Mali professionals say they are very depressed about the future of their country following its partition between north and south by rebels and Islamists
A number of Mali internationals have voiced concerns after after Tuareg rebels and Islamic groups seized northern cities and unilaterally declared independence of the Azawad territory last week.
Calls for peace from sportspeople, especially footballers, have had slim impact on political crises in the West African sub-region, which the Eagles’ captain Cédric Kanté believes would likely not change with their interventions in the Malian conflict.
“I don’t believe the stakeholders of the conflict would heed our calls as footballers,” the 32-year-old Panathinaikos centre back said in an interview with France Football.
“The Tuareg rebels will not listen to our calls for peace. I’m very sure of that. They have decided to cut themselves away to form another country, which is very sad for us as Malians. I wish politicians could listen to sportspeople.”
French-born Sigamary Diarra of FC Lorient, who switched allegiance to play for Mali in 2004, expressed the same anguish many ordinary Malians have been feeling since the troubles began more than a month ago.
“It all happened so sudden and everybody back seems to still be in a shock,” Diarra said. “It’s like waking up one cool morning and seeing your country being split in two, with refugees trooping out to neighbouring countries,” the midfielder added.
“We don’t know when this will all end for good, but there is little hope that a solution will be reached soon. We are as depressed as our families back home,” he said.

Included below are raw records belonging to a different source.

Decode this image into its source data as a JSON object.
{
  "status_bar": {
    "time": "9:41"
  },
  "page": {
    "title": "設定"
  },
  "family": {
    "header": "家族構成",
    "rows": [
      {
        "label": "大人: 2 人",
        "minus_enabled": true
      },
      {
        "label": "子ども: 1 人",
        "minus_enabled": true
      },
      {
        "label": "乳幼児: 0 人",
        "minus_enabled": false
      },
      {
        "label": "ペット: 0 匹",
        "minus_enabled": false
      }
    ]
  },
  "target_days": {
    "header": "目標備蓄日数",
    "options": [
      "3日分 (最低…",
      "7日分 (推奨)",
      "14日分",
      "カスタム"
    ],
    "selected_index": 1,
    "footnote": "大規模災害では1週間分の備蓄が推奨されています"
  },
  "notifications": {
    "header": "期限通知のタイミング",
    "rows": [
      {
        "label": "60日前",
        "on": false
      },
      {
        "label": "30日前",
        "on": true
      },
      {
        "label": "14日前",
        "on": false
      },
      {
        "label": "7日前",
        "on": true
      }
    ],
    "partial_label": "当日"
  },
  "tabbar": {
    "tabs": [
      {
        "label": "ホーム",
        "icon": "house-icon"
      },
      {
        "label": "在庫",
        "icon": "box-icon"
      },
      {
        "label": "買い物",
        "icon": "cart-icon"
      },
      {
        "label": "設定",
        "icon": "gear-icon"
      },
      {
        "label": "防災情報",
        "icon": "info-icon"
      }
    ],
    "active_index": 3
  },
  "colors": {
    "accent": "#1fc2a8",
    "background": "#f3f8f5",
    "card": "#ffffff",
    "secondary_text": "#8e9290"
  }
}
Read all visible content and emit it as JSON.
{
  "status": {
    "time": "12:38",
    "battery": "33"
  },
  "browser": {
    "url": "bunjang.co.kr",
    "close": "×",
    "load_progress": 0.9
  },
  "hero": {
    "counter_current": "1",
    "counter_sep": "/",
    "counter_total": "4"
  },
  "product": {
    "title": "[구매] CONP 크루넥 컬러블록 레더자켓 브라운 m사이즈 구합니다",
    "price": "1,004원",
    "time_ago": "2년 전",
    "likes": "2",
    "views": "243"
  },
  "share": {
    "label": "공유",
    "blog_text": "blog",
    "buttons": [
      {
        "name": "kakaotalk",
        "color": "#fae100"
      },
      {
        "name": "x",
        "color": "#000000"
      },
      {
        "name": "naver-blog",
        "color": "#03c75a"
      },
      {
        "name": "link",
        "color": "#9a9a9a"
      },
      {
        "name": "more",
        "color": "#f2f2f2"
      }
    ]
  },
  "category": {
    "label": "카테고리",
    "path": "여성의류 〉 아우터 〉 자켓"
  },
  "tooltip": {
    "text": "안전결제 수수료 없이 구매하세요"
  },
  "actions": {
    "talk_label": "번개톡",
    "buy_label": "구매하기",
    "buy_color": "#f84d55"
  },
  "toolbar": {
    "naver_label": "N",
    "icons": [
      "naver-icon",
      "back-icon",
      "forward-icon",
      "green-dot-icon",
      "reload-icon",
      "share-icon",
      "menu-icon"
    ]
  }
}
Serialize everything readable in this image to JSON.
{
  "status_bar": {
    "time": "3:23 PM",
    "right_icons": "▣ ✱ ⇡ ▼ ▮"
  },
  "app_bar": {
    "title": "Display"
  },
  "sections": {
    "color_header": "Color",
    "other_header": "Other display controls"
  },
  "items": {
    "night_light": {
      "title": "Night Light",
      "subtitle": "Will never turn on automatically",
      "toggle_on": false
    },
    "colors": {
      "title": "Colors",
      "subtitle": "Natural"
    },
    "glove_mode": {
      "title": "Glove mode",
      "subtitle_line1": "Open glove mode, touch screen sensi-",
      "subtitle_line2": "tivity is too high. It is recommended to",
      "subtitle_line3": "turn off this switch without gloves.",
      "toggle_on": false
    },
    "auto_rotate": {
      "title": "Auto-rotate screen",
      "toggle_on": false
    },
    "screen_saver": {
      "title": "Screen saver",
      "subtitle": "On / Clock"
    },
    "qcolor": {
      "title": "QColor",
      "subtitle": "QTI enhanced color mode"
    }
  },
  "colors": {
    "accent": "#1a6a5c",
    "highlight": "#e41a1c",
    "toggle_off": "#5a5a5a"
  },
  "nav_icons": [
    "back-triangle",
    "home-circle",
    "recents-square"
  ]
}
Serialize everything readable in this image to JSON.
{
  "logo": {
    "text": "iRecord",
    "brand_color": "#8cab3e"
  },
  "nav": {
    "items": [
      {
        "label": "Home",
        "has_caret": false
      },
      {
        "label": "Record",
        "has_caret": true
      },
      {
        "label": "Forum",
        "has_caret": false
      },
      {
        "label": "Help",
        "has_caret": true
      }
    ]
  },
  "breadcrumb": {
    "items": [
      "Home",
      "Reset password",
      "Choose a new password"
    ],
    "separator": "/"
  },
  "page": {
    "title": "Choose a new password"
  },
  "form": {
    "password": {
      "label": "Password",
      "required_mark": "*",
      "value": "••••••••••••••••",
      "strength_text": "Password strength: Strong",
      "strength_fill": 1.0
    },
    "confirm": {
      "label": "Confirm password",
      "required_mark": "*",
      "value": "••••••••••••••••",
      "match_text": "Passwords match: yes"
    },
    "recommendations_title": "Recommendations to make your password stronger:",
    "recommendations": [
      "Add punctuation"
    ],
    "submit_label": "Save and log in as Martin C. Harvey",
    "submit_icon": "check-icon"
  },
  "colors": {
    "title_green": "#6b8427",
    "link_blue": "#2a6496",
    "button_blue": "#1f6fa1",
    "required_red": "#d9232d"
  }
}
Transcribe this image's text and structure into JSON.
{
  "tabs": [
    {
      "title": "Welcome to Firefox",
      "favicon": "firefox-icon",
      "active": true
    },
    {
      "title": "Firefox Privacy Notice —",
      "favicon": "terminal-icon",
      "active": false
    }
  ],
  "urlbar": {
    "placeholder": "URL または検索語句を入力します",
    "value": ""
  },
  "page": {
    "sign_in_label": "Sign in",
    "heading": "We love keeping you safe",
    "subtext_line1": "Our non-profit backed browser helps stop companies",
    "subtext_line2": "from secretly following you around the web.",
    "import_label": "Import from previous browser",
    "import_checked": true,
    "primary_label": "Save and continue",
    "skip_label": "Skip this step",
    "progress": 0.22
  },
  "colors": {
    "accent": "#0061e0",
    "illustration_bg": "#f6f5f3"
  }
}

Although most of the players’ families reside in southern Mali, they wish for a reunification of the onetime peace haven to end the crisis and create peaceful environment for the upcoming 2013 Africa Cup of Nations (Afcon) and 2014 World Cup qualifiers.